RUPERT, Idaho (AP) — A family’s affinity for roly-poly little dachshunds led to nearly two decades of animal rescue — and a house full of bounding love that includes their newest rescue puppy, a 3-month-old terrier mix named Luke who will be ready for adoption in a couple of weeks.
At six weeks old, Luke was found wandering the streets of Burley and was taken to the pound. He is now learning the rules of his foster house — and his place among the family’s other canine residents.
As the population of the Magic Valley grows, so too does the need for families like this who will take in dogs until they can find permanent homes, The Times-News reports.
For Judy and Ron Fowler of Heyburn, the journey of rescuing dogs began after they agreed to care for a truck driver’s wiener dog after he found that the animal was more difficult to care for in his truck than he expected.
After a few days, Ron and Judy fell in love with the little dog named Honey and Judy told the man that she was going to keep her. That was almost 20 years ago.
The couple’s other dogs, Rusty, Heidi, Sissy and Nicholas, each came with their own personalities and they are loved and spoiled beyond measure with a run of the house and a place at night in Ron and Judy’s bed.
Memorialized on the kitchen wall are pictures of the family’s other adopted dogs that have since passed away and Judy is quick to talk about the many other foster dogs that were successfully placed in families.
Many of whom were dachshunds.
“They are just so personable to everybody,” Ron said about the couple’s affection for the breed. “But they are also very protective of their households.”
Visitors are greeted at the front door by the melodious sounds of hounds barking before a doorbell ever rings. Once the door opens, six small bouncing heads fill the span of a baby gate stretched across the family’s entryway.
“We wouldn’t do this if we didn’t absolutely love these dogs,” Judy Fowler said.
The Fowler’s daughter Jenny McGinnis of Heyburn also has a love for Dachshunds, which she has fostered and adopted.
“It kind of runs in our family,” she said.
She fostered three of her four adopted dogs and she also currently has four puppies.
“But they are all little and if you stacked them all together they would be about the size of a big Labrador,” McGinnis said.
People who are on the fence about fostering because they worry about not being able to eventually give them up should just go ahead and do it, she said.
“I always cry when they leave but then I think I have space in the house to bring in another one to love that might not have a home otherwise,” she said.
Dave Wright, owner of nonprofit Friends Furever Animal Rescue in Jerome, said though foster families sometimes adopt their foster dogs, it is a common misconception that it always happens.

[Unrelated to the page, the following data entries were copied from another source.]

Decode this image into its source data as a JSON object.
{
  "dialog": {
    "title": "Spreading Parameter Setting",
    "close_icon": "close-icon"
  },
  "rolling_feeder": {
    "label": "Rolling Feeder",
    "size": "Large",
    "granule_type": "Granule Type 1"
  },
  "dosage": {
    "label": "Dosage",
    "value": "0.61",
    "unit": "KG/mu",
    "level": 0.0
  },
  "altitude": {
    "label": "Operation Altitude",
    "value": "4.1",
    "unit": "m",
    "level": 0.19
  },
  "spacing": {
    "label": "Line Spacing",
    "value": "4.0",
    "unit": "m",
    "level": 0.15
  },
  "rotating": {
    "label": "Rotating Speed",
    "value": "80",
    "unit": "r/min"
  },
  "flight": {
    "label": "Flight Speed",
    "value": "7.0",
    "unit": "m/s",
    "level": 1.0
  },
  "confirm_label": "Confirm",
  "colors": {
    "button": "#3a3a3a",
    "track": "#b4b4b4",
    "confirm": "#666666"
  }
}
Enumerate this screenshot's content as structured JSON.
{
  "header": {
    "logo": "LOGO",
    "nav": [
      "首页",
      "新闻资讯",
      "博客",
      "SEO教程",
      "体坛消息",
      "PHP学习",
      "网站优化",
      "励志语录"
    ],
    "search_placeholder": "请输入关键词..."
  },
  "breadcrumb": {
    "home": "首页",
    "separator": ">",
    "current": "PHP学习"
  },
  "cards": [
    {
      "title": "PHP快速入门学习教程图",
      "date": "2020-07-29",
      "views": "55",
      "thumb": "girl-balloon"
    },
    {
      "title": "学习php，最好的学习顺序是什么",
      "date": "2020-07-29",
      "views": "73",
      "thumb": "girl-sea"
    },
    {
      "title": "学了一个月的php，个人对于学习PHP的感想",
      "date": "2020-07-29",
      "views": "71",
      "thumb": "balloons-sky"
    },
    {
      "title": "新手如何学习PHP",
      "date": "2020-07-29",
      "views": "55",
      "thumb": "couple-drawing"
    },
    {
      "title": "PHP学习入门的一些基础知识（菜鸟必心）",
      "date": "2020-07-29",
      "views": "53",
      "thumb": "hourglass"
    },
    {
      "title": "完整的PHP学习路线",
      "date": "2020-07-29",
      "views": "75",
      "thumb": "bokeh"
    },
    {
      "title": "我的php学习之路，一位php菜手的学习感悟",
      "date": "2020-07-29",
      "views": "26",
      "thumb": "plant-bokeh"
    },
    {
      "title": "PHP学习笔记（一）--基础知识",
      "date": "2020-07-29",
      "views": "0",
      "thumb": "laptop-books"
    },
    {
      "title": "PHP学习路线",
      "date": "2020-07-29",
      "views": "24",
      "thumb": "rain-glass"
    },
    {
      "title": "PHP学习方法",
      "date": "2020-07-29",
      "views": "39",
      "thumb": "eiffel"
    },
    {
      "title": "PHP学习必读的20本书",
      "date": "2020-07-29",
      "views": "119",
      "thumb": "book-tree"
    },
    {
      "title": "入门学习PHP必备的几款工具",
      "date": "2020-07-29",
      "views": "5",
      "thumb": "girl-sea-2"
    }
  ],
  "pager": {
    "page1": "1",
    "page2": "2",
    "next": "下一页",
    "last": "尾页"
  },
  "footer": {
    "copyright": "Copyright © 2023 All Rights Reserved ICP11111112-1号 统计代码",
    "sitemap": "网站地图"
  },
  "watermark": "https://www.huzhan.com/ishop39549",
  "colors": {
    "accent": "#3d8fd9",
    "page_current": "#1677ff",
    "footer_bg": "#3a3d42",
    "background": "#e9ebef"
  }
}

Along with finding homes for homeless or abandoned dogs, the organization also operates a pet food and supplies pantry. Regular dog food and senior dog food is needed, along with bedding, toys and cleaning supplies. People who need these items can call Wright at 208-731-4459.
A foster home just provides a safe, nurturing home environment for a dog until an adoption family is found, Wright said.
“People think they can’t do it, that it would break their heart. But if they don’t, it will likely result in the animal’s death,” he said.
Wright’s organization provides a foster home with crates, bedding, toys and medical care for the dog. The person fostering the dog can be part of the process of selecting the dog’s permanent home.
Having other pets does not necessarily mean a person can’t foster dogs, Judy said.
Usually, she said, there is a short breaking-in period while the animals get use to each other and then they are usually fine.
“Everybody usually gets along,” she said.
Often the foster dog has been lost or abandoned and they are scared, so they take a few days to adjust to the new surroundings.
A person wanting to adopt a dog through Friends Furever Animal Rescue submits an application and undergoes an interview and home check before approval.
“A good foster is just a dog lover,” Wright said.
Judy said when a foster dog goes to its adopted home she always tells the owners to bring the dog back if they have any problems.
“I always give them the option to bring it back because I really want it to work out for the dog,” Judy said.
Wright said the population of homeless dogs in the Magic Valley appears to be growing and he gets four to five requests to re-home dogs per week.
That number doesn’t count the animals handled by other rescue groups or that are brought into the shelters or are living on the streets, he said.
His organization has about 15 foster homes and they are currently at capacity.
More foster homes are desperately needed, he said.
“Fostering dogs has really been an adventure,” Judy said. “If you love dogs and don’t like the idea of euthanasia, it’s a way to save their lives.”
Information from: The Times-News, http://www.magicvalley.com